Interface dataset entries:
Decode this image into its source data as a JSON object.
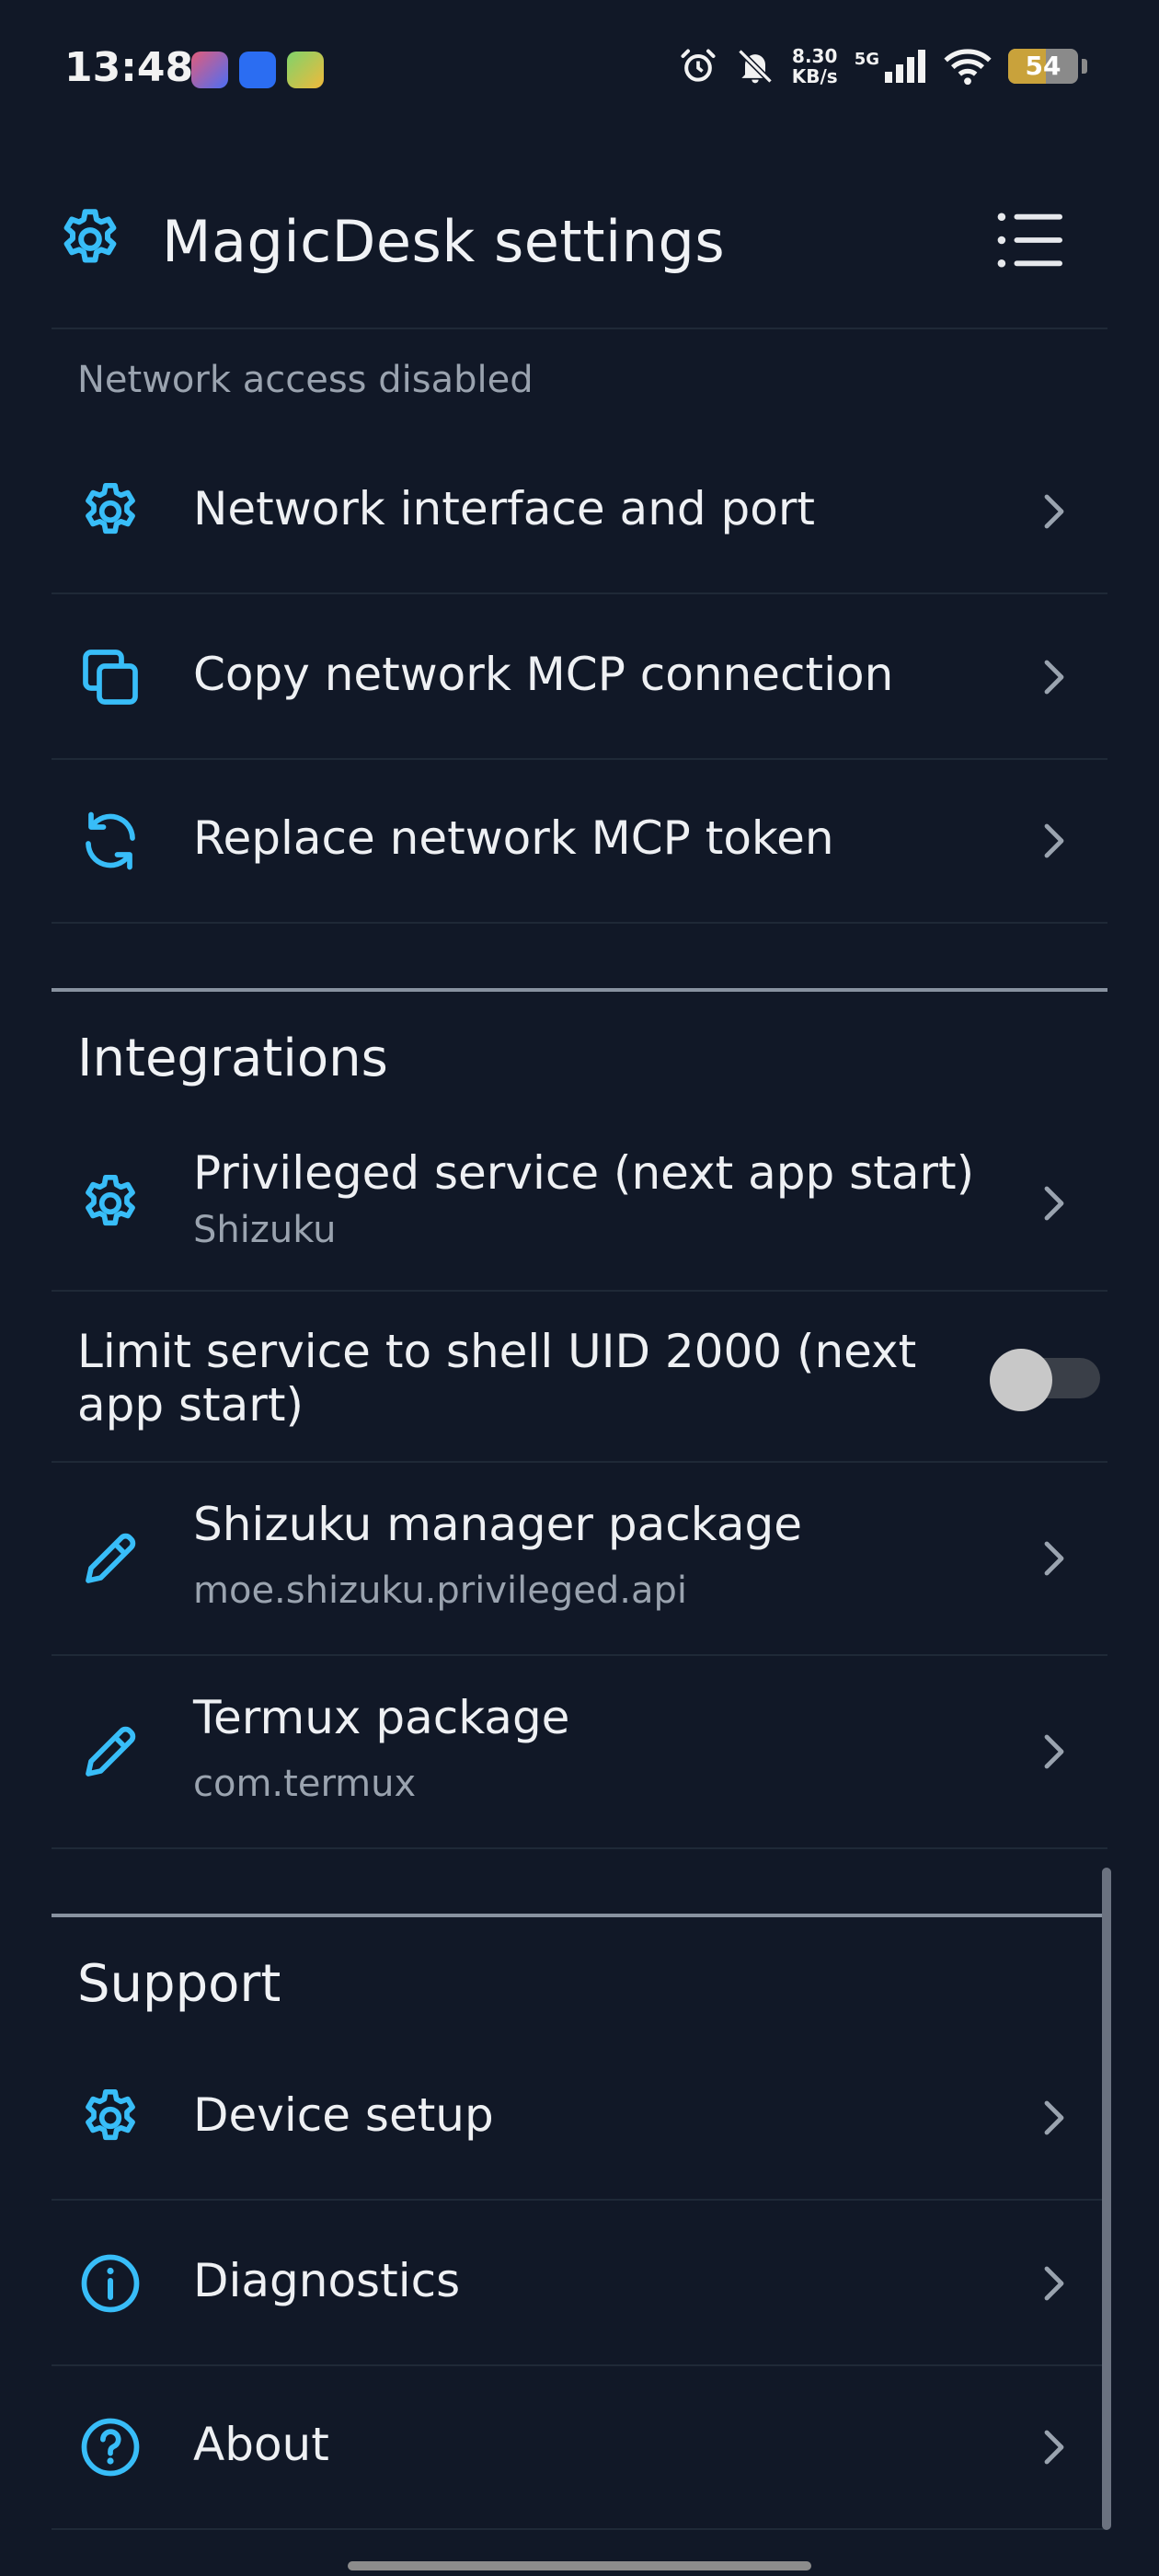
{
  "status_bar": {
    "time": "13:48",
    "speed_value": "8.30",
    "speed_unit": "KB/s",
    "network": "5G",
    "battery": "54",
    "battery_level_percent": 54,
    "icons": [
      "alarm-icon",
      "bell-off-icon",
      "signal-icon",
      "wifi-icon",
      "battery-icon"
    ]
  },
  "app_bar": {
    "title": "MagicDesk settings",
    "icon": "gear-icon",
    "menu_icon": "menu-list-icon"
  },
  "network": {
    "caption": "Network access disabled",
    "items": [
      {
        "label": "Network interface and port",
        "icon": "gear-icon"
      },
      {
        "label": "Copy network MCP connection",
        "icon": "copy-icon"
      },
      {
        "label": "Replace network MCP token",
        "icon": "refresh-icon"
      }
    ]
  },
  "integrations": {
    "title": "Integrations",
    "privileged": {
      "label": "Privileged service (next app start)",
      "value": "Shizuku",
      "icon": "gear-icon"
    },
    "limit_toggle": {
      "label_line1": "Limit service to shell UID 2000 (next",
      "label_line2": "app start)",
      "checked": false
    },
    "shizuku_pkg": {
      "label": "Shizuku manager package",
      "value": "moe.shizuku.privileged.api",
      "icon": "pencil-icon"
    },
    "termux_pkg": {
      "label": "Termux package",
      "value": "com.termux",
      "icon": "pencil-icon"
    }
  },
  "support": {
    "title": "Support",
    "items": [
      {
        "label": "Device setup",
        "icon": "gear-icon"
      },
      {
        "label": "Diagnostics",
        "icon": "info-icon"
      },
      {
        "label": "About",
        "icon": "help-icon"
      }
    ]
  },
  "colors": {
    "background": "#111827",
    "accent": "#38bdf8",
    "text_primary": "#eef0f3",
    "text_secondary": "#9aa3af"
  }
}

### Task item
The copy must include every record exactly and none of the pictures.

### Solution
Decode this image into its source data as a JSON object.
{
  "status_bar": {
    "time": "13:48",
    "speed_value": "8.30",
    "speed_unit": "KB/s",
    "network": "5G",
    "battery": "54",
    "battery_level_percent": 54,
    "icons": [
      "alarm-icon",
      "bell-off-icon",
      "signal-icon",
      "wifi-icon",
      "battery-icon"
    ]
  },
  "app_bar": {
    "title": "MagicDesk settings",
    "icon": "gear-icon",
    "menu_icon": "menu-list-icon"
  },
  "network": {
    "caption": "Network access disabled",
    "items": [
      {
        "label": "Network interface and port",
        "icon": "gear-icon"
      },
      {
        "label": "Copy network MCP connection",
        "icon": "copy-icon"
      },
      {
        "label": "Replace network MCP token",
        "icon": "refresh-icon"
      }
    ]
  },
  "integrations": {
    "title": "Integrations",
    "privileged": {
      "label": "Privileged service (next app start)",
      "value": "Shizuku",
      "icon": "gear-icon"
    },
    "limit_toggle": {
      "label_line1": "Limit service to shell UID 2000 (next",
      "label_line2": "app start)",
      "checked": false
    },
    "shizuku_pkg": {
      "label": "Shizuku manager package",
      "value": "moe.shizuku.privileged.api",
      "icon": "pencil-icon"
    },
    "termux_pkg": {
      "label": "Termux package",
      "value": "com.termux",
      "icon": "pencil-icon"
    }
  },
  "support": {
    "title": "Support",
    "items": [
      {
        "label": "Device setup",
        "icon": "gear-icon"
      },
      {
        "label": "Diagnostics",
        "icon": "info-icon"
      },
      {
        "label": "About",
        "icon": "help-icon"
      }
    ]
  },
  "colors": {
    "background": "#111827",
    "accent": "#38bdf8",
    "text_primary": "#eef0f3",
    "text_secondary": "#9aa3af"
  }
}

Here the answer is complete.